Lasting success in the free market requires service to others, but don’t be confused. Jobs did not provide us with his amazing iPhones, iPads and iPods for purely selfless reasons. In fact, it would be outright selfish of us to have expected him to do so. Instead, he was motivated, at least in part, by rich rewards. He became a billionaire not by fooling victims, but instead by making hundreds of millions of lives better. That’s the key.
Jobs’ brand of serving others is the rule of capitalism, not the exception. Look at how the wealthiest Americans throughout history each made our lives immeasurably better: Bill Gates unlocked the personal computer and empowered us all. Sam Walton provided affordable consumer goods that previously were available only to the better off. Along the way, those men created hundreds of thousands of jobs and empowered millions more to create their own wealth. What’s more, they did so without federal bailouts, subsidies, loan guarantees or even President Obama’s shovel-ready stimulus slush fund.
Rational self-interest is nothing new, of course. Adam Smith (the father of capitalism) described it more than two centuries ago: “It is not from the benevolence of the butcher, the brewer, or the baker, that we expect our dinner, but from their regard to their own self-interest. We address ourselves, not to their humanity but to their self-love, and never talk to them of our own necessities but of their advantages.”
These free-market principles unleashed America’s meteoric rise from a small band of Colonies to the most prosperous and powerful nation ever. In the last century, even the unlikely communist regime in China began adopting some free-market principles and lifted hundreds of millions of poor souls out of poverty, the most ever in world history.
History continues to be made. Jobs’ amazing smartphones, personal music players and individualized computers were themselves never his goal but were merely the means to his greater vision of personal empowerment: a world of information, connectivity and even entertainment right at your fingertips, and for good reason. “Steve was very fast thinking and wanted to do things; I wanted to build things,” explained an early partner.

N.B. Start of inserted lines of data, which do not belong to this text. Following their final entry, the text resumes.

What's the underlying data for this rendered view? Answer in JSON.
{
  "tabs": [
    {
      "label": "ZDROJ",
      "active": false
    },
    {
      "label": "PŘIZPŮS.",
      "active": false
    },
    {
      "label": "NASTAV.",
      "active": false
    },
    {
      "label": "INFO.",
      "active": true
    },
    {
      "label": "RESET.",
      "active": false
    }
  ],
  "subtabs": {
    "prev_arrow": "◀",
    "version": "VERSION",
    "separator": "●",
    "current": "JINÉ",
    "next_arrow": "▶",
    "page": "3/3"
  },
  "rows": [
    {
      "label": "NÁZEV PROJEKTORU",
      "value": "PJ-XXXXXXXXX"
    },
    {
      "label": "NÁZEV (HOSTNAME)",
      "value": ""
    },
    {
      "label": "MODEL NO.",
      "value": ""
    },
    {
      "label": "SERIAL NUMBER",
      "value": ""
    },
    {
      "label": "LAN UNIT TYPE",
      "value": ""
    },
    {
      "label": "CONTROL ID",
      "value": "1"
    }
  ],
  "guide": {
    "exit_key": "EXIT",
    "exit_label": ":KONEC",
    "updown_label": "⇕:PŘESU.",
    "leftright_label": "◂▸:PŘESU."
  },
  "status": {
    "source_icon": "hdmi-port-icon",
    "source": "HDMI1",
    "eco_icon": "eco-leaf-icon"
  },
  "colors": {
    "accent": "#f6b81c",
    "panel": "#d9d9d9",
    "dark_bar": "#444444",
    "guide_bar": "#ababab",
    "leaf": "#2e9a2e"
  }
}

Jobs’ dream was to empower you to personalize or even create your own world. Consider this: A hundred million iPhones have been sold worldwide so far and, like snowflakes, no two are alike. Individuality rules. With his digital marvels, you are no longer limited only to the mainstream information that some newscaster feels you need. You don’t even have to accept the song choices of some radio station. Meanwhile, the tragic irony is that while Jobs empowered individuality and dared each of us to be the captains of our own destinies, America, land of the free, is beset with a government that demands our submission to its top-down, one-size-fits-all rules from banking to health care and everything in between.
Apple exploded onto the national scene in the fateful year of 1984 with the iconic Superbowl halftime commercial featuring a young, rebellious woman demolishing the dystopia created by Big Brother, the personification of an overbearing government in George Orwell’s novel. It may as well have been Jobs himself who hurled that hammer into the video screen and freed us all. Apple co-founder Steve Wozniak later spoke of another dystopian novel, this one by Ayn Rand that, like Orwell’s, warned that powerful governments smother individual freedom. Wozniak said of his friend: “I think ‘Atlas Shrugged’ was one of his guides in life.”
Godspeed, Steve Jobs, modern face of individuality, of capitalism. You made our world immeasurably better by reminding us that free minds and free markets are effective, moral and downright cool. iThank you.
Dr. Milton R. Wolf is a board-certified diagnostic radiologist and President Obama’s cousin. He blogs at miltonwolf.com.